Telemedicine is a wonderful thing, extending the care available at top flight hospitals to people too far away to access that care in person. The applications of telemedicine are many: my UW health system offers a video chat with a physician if I’m not able to get in the car and drive to a neighborhood clinic or urgent care.
But is it a suitable way to tell an old man that he is dying?
“Granddaughter Annalisia Wilharm, 33, was alone with Quintana when a nurse popped in to say a doctor would be making his rounds. A robot rolled in and a doctor appeared on the video screen. Wilharm figured the visit was routine. She was astonished by what the doctor started saying.
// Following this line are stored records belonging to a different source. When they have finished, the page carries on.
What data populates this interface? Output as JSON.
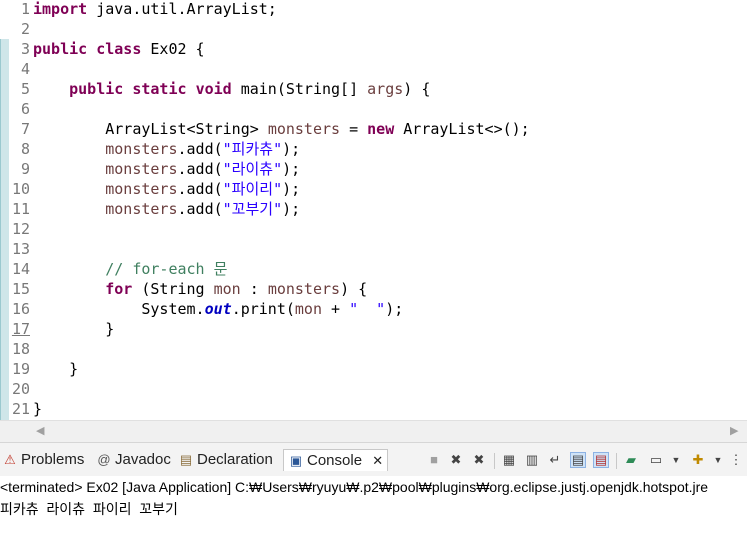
{
  "editor": {
    "lines": [
      {
        "n": "1",
        "segs": [
          {
            "t": "import",
            "c": "kw"
          },
          {
            "t": " java.util.ArrayList;",
            "c": ""
          }
        ]
      },
      {
        "n": "2",
        "segs": []
      },
      {
        "n": "3",
        "segs": [
          {
            "t": "public",
            "c": "kw"
          },
          {
            "t": " ",
            "c": ""
          },
          {
            "t": "class",
            "c": "kw"
          },
          {
            "t": " Ex02 {",
            "c": ""
          }
        ]
      },
      {
        "n": "4",
        "segs": []
      },
      {
        "n": "5",
        "segs": [
          {
            "t": "    ",
            "c": ""
          },
          {
            "t": "public",
            "c": "kw"
          },
          {
            "t": " ",
            "c": ""
          },
          {
            "t": "static",
            "c": "kw"
          },
          {
            "t": " ",
            "c": ""
          },
          {
            "t": "void",
            "c": "kw"
          },
          {
            "t": " main(String[] ",
            "c": ""
          },
          {
            "t": "args",
            "c": "par"
          },
          {
            "t": ") {",
            "c": ""
          }
        ]
      },
      {
        "n": "6",
        "segs": []
      },
      {
        "n": "7",
        "segs": [
          {
            "t": "        ArrayList<String> ",
            "c": ""
          },
          {
            "t": "monsters",
            "c": "vr"
          },
          {
            "t": " = ",
            "c": ""
          },
          {
            "t": "new",
            "c": "kw"
          },
          {
            "t": " ArrayList<>();",
            "c": ""
          }
        ]
      },
      {
        "n": "8",
        "segs": [
          {
            "t": "        ",
            "c": ""
          },
          {
            "t": "monsters",
            "c": "vr"
          },
          {
            "t": ".add(",
            "c": ""
          },
          {
            "t": "\"피카츄\"",
            "c": "str"
          },
          {
            "t": ");",
            "c": ""
          }
        ]
      },
      {
        "n": "9",
        "segs": [
          {
            "t": "        ",
            "c": ""
          },
          {
            "t": "monsters",
            "c": "vr"
          },
          {
            "t": ".add(",
            "c": ""
          },
          {
            "t": "\"라이츄\"",
            "c": "str"
          },
          {
            "t": ");",
            "c": ""
          }
        ]
      },
      {
        "n": "10",
        "segs": [
          {
            "t": "        ",
            "c": ""
          },
          {
            "t": "monsters",
            "c": "vr"
          },
          {
            "t": ".add(",
            "c": ""
          },
          {
            "t": "\"파이리\"",
            "c": "str"
          },
          {
            "t": ");",
            "c": ""
          }
        ]
      },
      {
        "n": "11",
        "segs": [
          {
            "t": "        ",
            "c": ""
          },
          {
            "t": "monsters",
            "c": "vr"
          },
          {
            "t": ".add(",
            "c": ""
          },
          {
            "t": "\"꼬부기\"",
            "c": "str"
          },
          {
            "t": ");",
            "c": ""
          }
        ]
      },
      {
        "n": "12",
        "segs": []
      },
      {
        "n": "13",
        "segs": []
      },
      {
        "n": "14",
        "segs": [
          {
            "t": "        ",
            "c": ""
          },
          {
            "t": "// for-each 문",
            "c": "cmt"
          }
        ]
      },
      {
        "n": "15",
        "segs": [
          {
            "t": "        ",
            "c": ""
          },
          {
            "t": "for",
            "c": "kw"
          },
          {
            "t": " (String ",
            "c": ""
          },
          {
            "t": "mon",
            "c": "vr"
          },
          {
            "t": " : ",
            "c": ""
          },
          {
            "t": "monsters",
            "c": "vr"
          },
          {
            "t": ") {",
            "c": ""
          }
        ]
      },
      {
        "n": "16",
        "segs": [
          {
            "t": "            System.",
            "c": ""
          },
          {
            "t": "out",
            "c": "fld"
          },
          {
            "t": ".print(",
            "c": ""
          },
          {
            "t": "mon",
            "c": "vr"
          },
          {
            "t": " + ",
            "c": ""
          },
          {
            "t": "\"  \"",
            "c": "str"
          },
          {
            "t": ");",
            "c": ""
          }
        ]
      },
      {
        "n": "17",
        "segs": [
          {
            "t": "        }",
            "c": ""
          }
        ]
      },
      {
        "n": "18",
        "segs": []
      },
      {
        "n": "19",
        "segs": [
          {
            "t": "    }",
            "c": ""
          }
        ]
      },
      {
        "n": "20",
        "segs": []
      },
      {
        "n": "21",
        "segs": [
          {
            "t": "}",
            "c": ""
          }
        ]
      }
    ]
  },
  "scroll": {
    "left_arrow": "◀",
    "right_arrow": "▶"
  },
  "views": {
    "problems": {
      "label": "Problems",
      "icon": "problems-icon"
    },
    "javadoc": {
      "label": "Javadoc",
      "icon": "javadoc-icon"
    },
    "declaration": {
      "label": "Declaration",
      "icon": "declaration-icon"
    },
    "console": {
      "label": "Console",
      "icon": "console-icon",
      "close": "✕"
    }
  },
  "toolbar_icons": [
    "terminate-icon",
    "remove-launch-icon",
    "remove-all-icon",
    "clear-console-icon",
    "scroll-lock-icon",
    "word-wrap-icon",
    "show-on-stdout-icon",
    "show-on-stderr-icon",
    "pin-console-icon",
    "display-console-icon",
    "open-console-icon",
    "view-menu-icon"
  ],
  "console": {
    "status": "<terminated> Ex02 [Java Application] C:₩Users₩ryuyu₩.p2₩pool₩plugins₩org.eclipse.justj.openjdk.hotspot.jre",
    "output": "피카츄  라이츄  파이리  꼬부기"
  },
  "colors": {
    "keyword": "#7f0055",
    "string": "#2a00ff",
    "comment": "#3f7f5f",
    "field": "#0000c0",
    "variable": "#6a3e3e",
    "line_number": "#787878"
  }
}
“This guy cannot breathe, and he’s got this robot trying to talk to him,” she said. “Meanwhile, this guy is telling him, ‘So we’ve got your results back, and there’s no lung left. There’s no lung to work with.”’
Wilharm said she had to repeat what the doctor said to her grandfather, because he was hard of hearing in his left ear and the machine couldn’t get to the other side of the bed.
“So he’s saying that maybe your next step is going to hospice at home,” Wilharm is heard saying in a video she recorded of the visit. “Right?”
“You know, I don’t know if he’s going to get home,” the doctor says.”
Well, that feels terse.
Apparently the elderly man, who subsequently died, did receive his initial diagnosis from a live physician in the room with him. But this news, that nothing more could be done, came from a robot.
I think it’s tacky, and dehumanizing. You?